Devil's shoestring. Not an invasive plant.

Daddy Longlegs

Gloria trying to scale a rock wall. Ha!

Theresa and Gloria identifying a plant

Orange mushrooms in the leaf litter

Life persists

After we completed our survey, I drove home and had a quick lunch, shower, and 20 min power nap. Then it was off to the Wildflower Center for an afternoon of vegetation surveying on their research plots. The plots we surveyed were quite a distance from the center so we got to ride on “gators”, the motorized Kawasaki 4 wheelers they use to get around out there. The ride to and fro was a delight. Imagine perfect weather, tall stands of purple three awn grasses bent over in the breeze, spots of color everywhere from the blooming wildflowers, all accented with bright yellow prickly pear blooms. There were just a handful of us and we were all ready to start our weekends so we got down to business and surveyed our plots. I’m pretty sure I can now distinguish these grasses: purple three awn, spear grass, love grass, fall witch grass, and side oats gramma. Plus the “bad” grasses like King Ranch Bluestem, Johnson grass, and rescue grass.

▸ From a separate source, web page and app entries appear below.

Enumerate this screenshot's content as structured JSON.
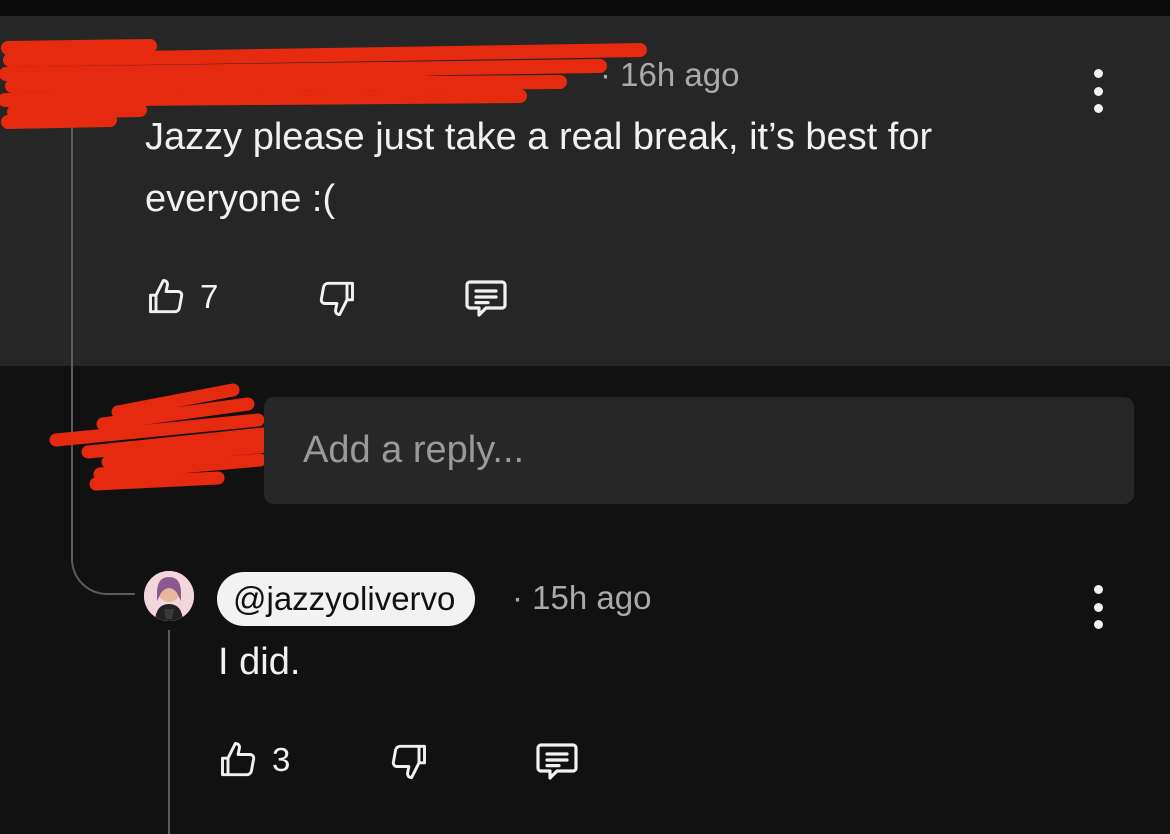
{
  "parent_comment": {
    "timestamp": "16h ago",
    "text": "Jazzy please just take a real break, it’s best for everyone :(",
    "like_count": "7"
  },
  "reply_box": {
    "placeholder": "Add a reply..."
  },
  "reply_comment": {
    "handle": "@jazzyolivervo",
    "timestamp": "15h ago",
    "text": "I did.",
    "like_count": "3"
  },
  "icons": {
    "like": "thumbs-up-icon",
    "dislike": "thumbs-down-icon",
    "reply": "comment-icon",
    "menu": "more-vertical-icon"
  },
  "colors": {
    "background": "#111111",
    "highlight_background": "#262626",
    "redaction": "#e62a0f"
  }
}
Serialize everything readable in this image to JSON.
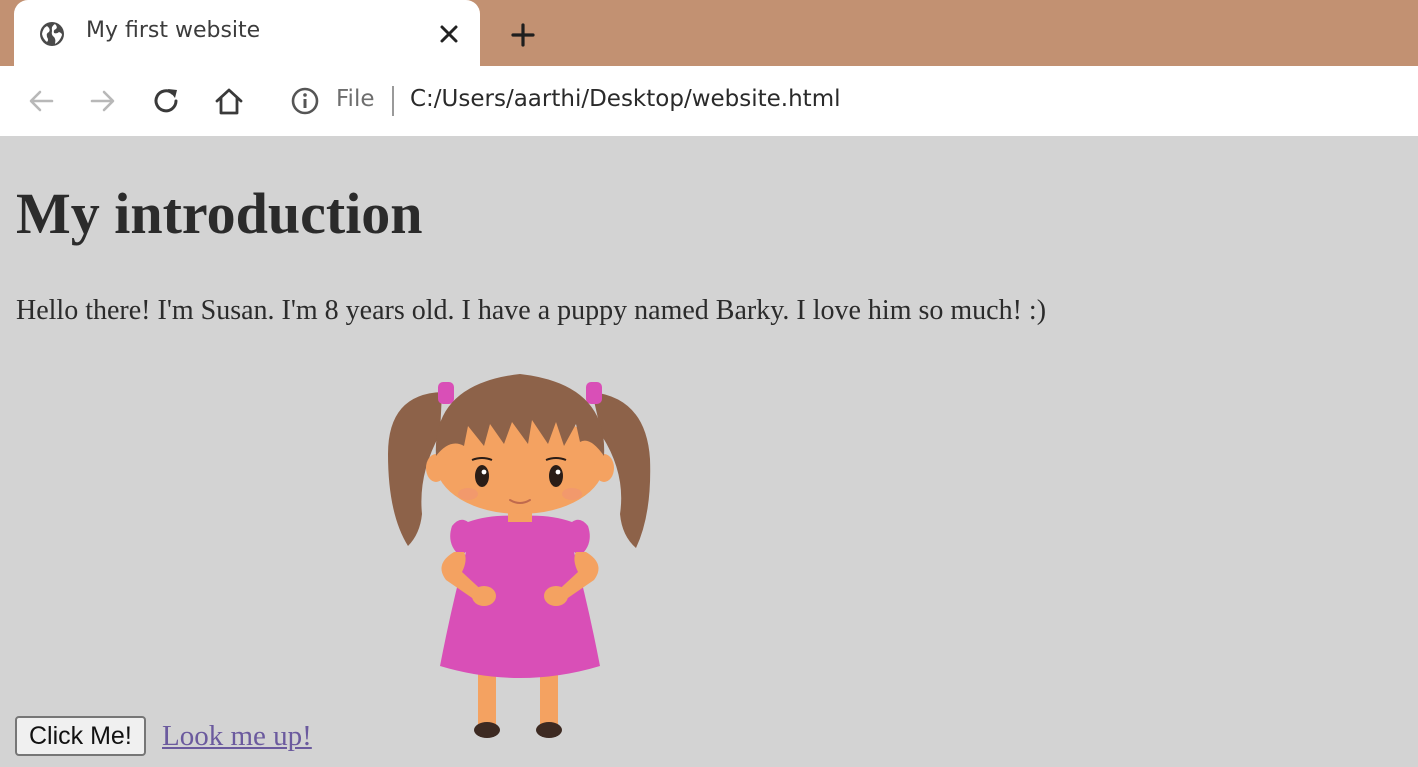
{
  "browser": {
    "tab": {
      "title": "My first website",
      "icon": "globe-icon"
    },
    "toolbar": {
      "back_icon": "back-arrow-icon",
      "forward_icon": "forward-arrow-icon",
      "reload_icon": "reload-icon",
      "home_icon": "home-icon",
      "scheme_label": "File",
      "url": "C:/Users/aarthi/Desktop/website.html"
    },
    "colors": {
      "tab_strip": "#c29172",
      "page_background": "#d3d3d3",
      "link": "#6b5a9e"
    }
  },
  "page": {
    "heading": "My introduction",
    "intro": "Hello there! I'm Susan. I'm 8 years old. I have a puppy named Barky. I love him so much! :)",
    "image_subject": "cartoon-girl-illustration",
    "button_label": "Click Me!",
    "link_label": "Look me up!"
  }
}
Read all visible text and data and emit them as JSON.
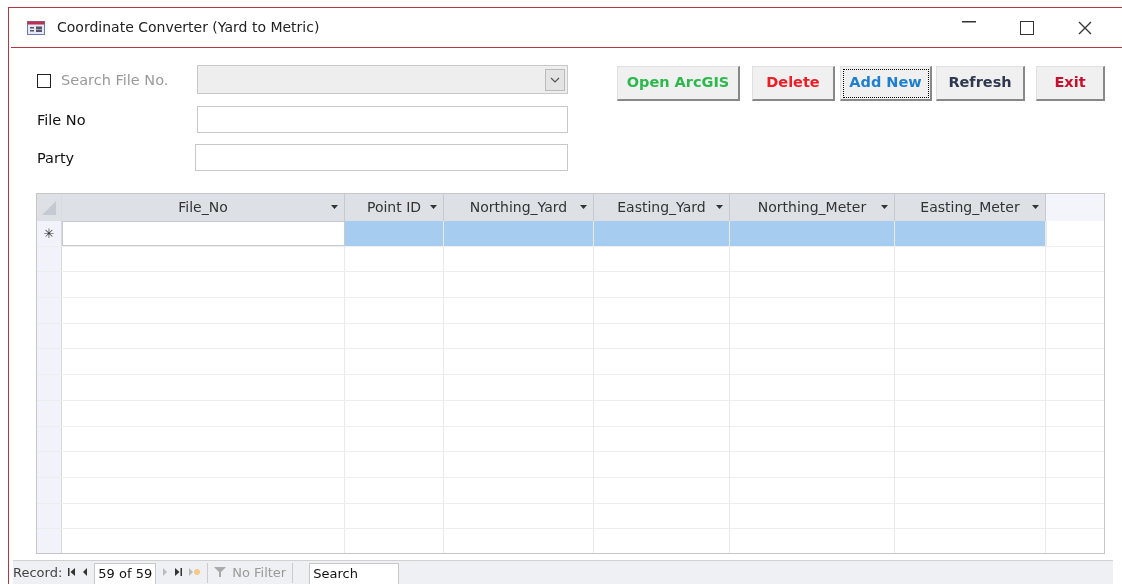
{
  "window": {
    "title": "Coordinate Converter (Yard to Metric)"
  },
  "search": {
    "label": "Search File No.",
    "checked": false,
    "disabled": true
  },
  "fields": [
    {
      "label": "File No"
    },
    {
      "label": "Party"
    }
  ],
  "buttons": [
    {
      "label": "Open ArcGIS",
      "color": "#2db84d",
      "focused": false
    },
    {
      "label": "Delete",
      "color": "#ee1c25",
      "focused": false
    },
    {
      "label": "Add New",
      "color": "#1e7fd1",
      "focused": true
    },
    {
      "label": "Refresh",
      "color": "#303850",
      "focused": false
    },
    {
      "label": "Exit",
      "color": "#c8102e",
      "focused": false
    }
  ],
  "table": {
    "columns": [
      {
        "label": "File_No",
        "active": true
      },
      {
        "label": "Point ID",
        "active": false
      },
      {
        "label": "Northing_Yard",
        "active": false
      },
      {
        "label": "Easting_Yard",
        "active": false
      },
      {
        "label": "Northing_Meter",
        "active": false
      },
      {
        "label": "Easting_Meter",
        "active": false
      }
    ],
    "new_row": {
      "marker": "✳",
      "selected": true
    }
  },
  "navigator": {
    "label": "Record:",
    "position": "59 of 59",
    "filter": "No Filter",
    "search": "Search"
  }
}
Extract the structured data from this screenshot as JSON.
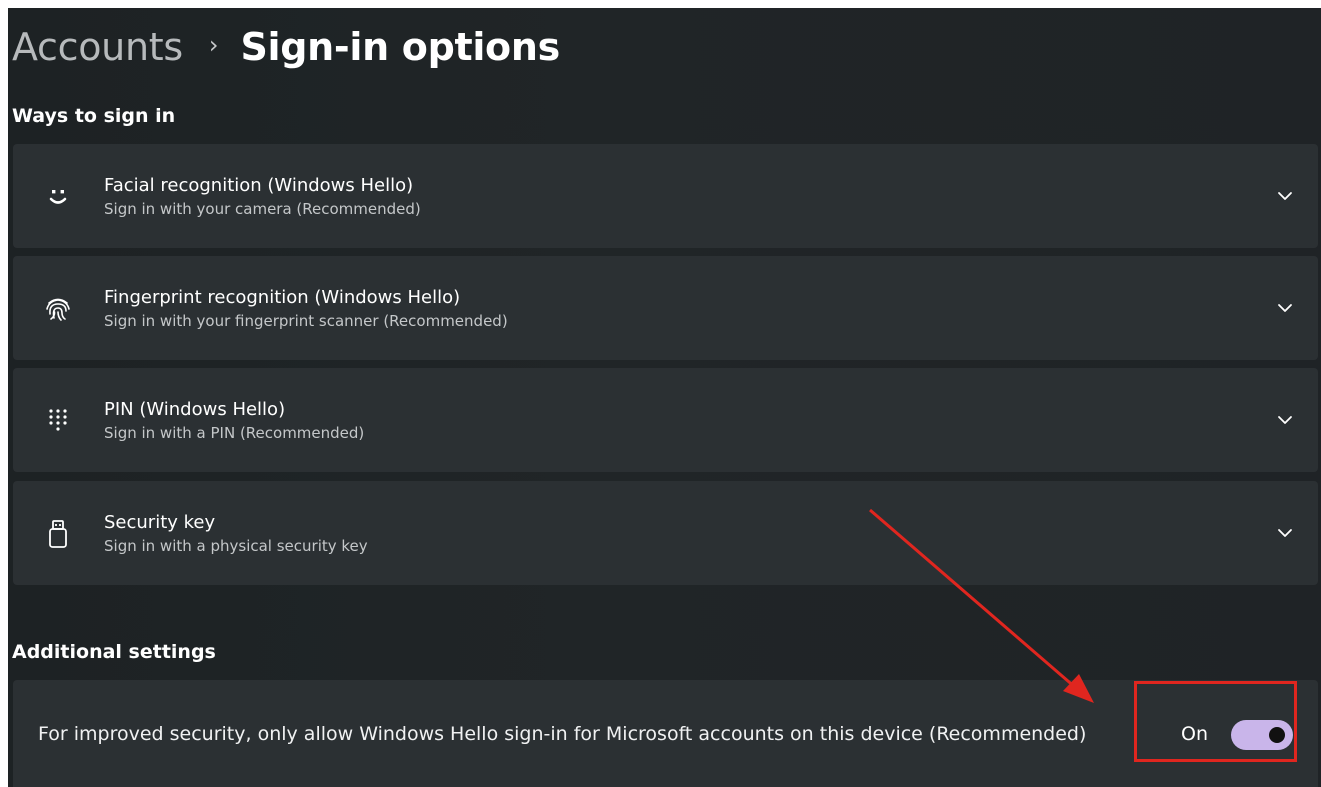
{
  "breadcrumb": {
    "parent": "Accounts",
    "separator": "›",
    "current": "Sign-in options"
  },
  "ways_to_sign_in": {
    "heading": "Ways to sign in",
    "options": [
      {
        "title": "Facial recognition (Windows Hello)",
        "description": "Sign in with your camera (Recommended)",
        "icon": "face-icon"
      },
      {
        "title": "Fingerprint recognition (Windows Hello)",
        "description": "Sign in with your fingerprint scanner (Recommended)",
        "icon": "fingerprint-icon"
      },
      {
        "title": "PIN (Windows Hello)",
        "description": "Sign in with a PIN (Recommended)",
        "icon": "pin-keypad-icon"
      },
      {
        "title": "Security key",
        "description": "Sign in with a physical security key",
        "icon": "usb-key-icon"
      }
    ]
  },
  "additional_settings": {
    "heading": "Additional settings",
    "windows_hello_only": {
      "label": "For improved security, only allow Windows Hello sign-in for Microsoft accounts on this device (Recommended)",
      "state_label": "On",
      "enabled": true
    }
  },
  "colors": {
    "window_background": "#202527",
    "card_background": "#2b3033",
    "toggle_on": "#c9b5ea",
    "annotation": "#e0261f"
  }
}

My ride out to the research plot - one of the gators

The real experts return from the field - Dick and Jeannine (foreground) work at WFC and seem to know everything - but in a nice way.